If I stopped there, I’d be stoked.  But even MORE improvement happened with the chopping layoff!  Suddenly, out of nowhere I have a consistent FH chop, something I struggled with previously.  I all but abandoned that stroke before in favor of the “guiding” stroke (sort of a distance block).  I can’t credit the change to double inverted in any way because I wasn’t using a chopping stroke on either wing for the last 2 months! 

Where did this come from?  My theory: sometimes taking a break from doing things is good for the brain-body connection allowing you to “reset” muscle memory and erred perception of movements.  How often have you heard from someone- “I took 3 weeks off from Table Tennis (or any sport) and suddenly I’m playing better than I was before?”  This is a common occurrence in most sports. 

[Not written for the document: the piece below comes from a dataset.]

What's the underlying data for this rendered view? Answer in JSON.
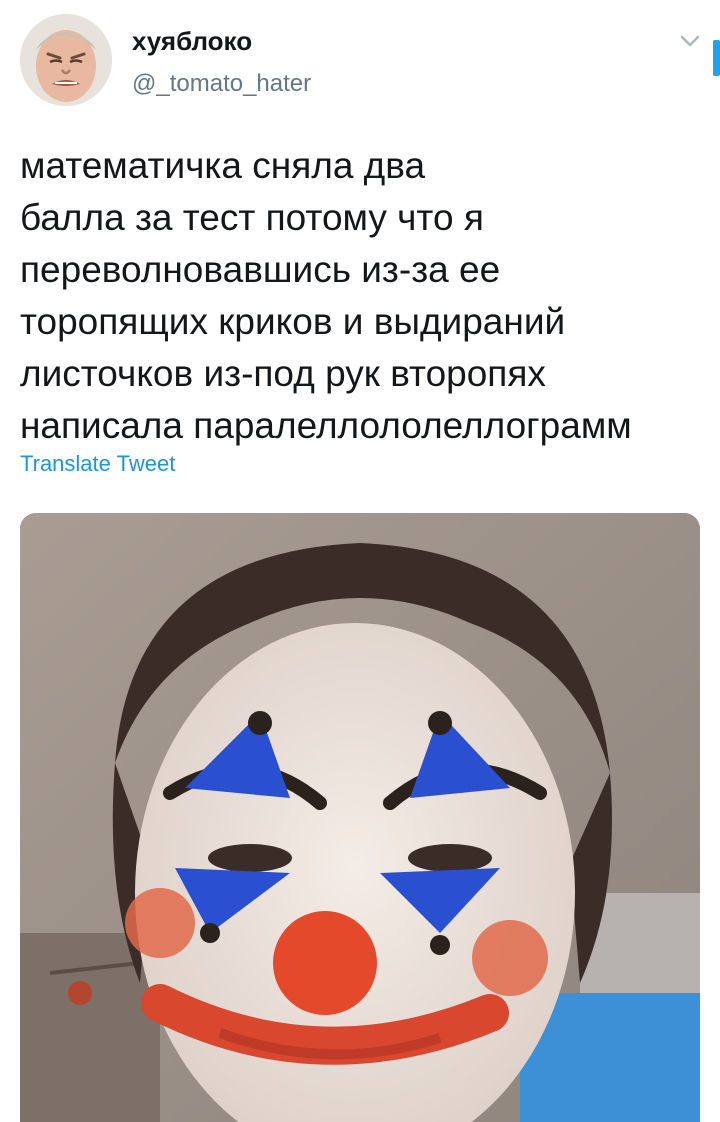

 So, previously I only chopped about 10% of the time on the forehand.  Now I’m more like 40%!  I am now much more dynamic on that wing and provide a lot more variation (and problems) for my opponents, especially on shorter topspin balls to the forehand.  I think this is going to be a big change for me.

Posted in: Tournaments
Barbara Williams
I've been starting and stopping for the past 6 years (since I had kids) and every time I restart I feel like I've improved some...mainly because since I changed to chop attacker style my main difficulty has be my mental game. And when I restart I always have a fresh new outlook! At this point I fe...
John C. Waters
I have many examples where this has happened to me, one is Table Tennis, another is even video games. I'd practice and practice and then take a break, and return better. I think it just literally allows you to think about the changes you've made and how to improve more. :D Good job on the consistenc...
Mary Stillen
Do you win more points chopping or attacking?
Ian D
Great question!

Direct points? Hard to say, it depends on the opponents. Most opponents cannot consistently loop underspin (US) from chop till say about 1600 USATT. They can, just not consistency. And even many players above 1600, do not train vs. heavy underspin from chop (which is different fro...
Ian D
Wow...I think I should post that response as a blog post. Maybe polish it off...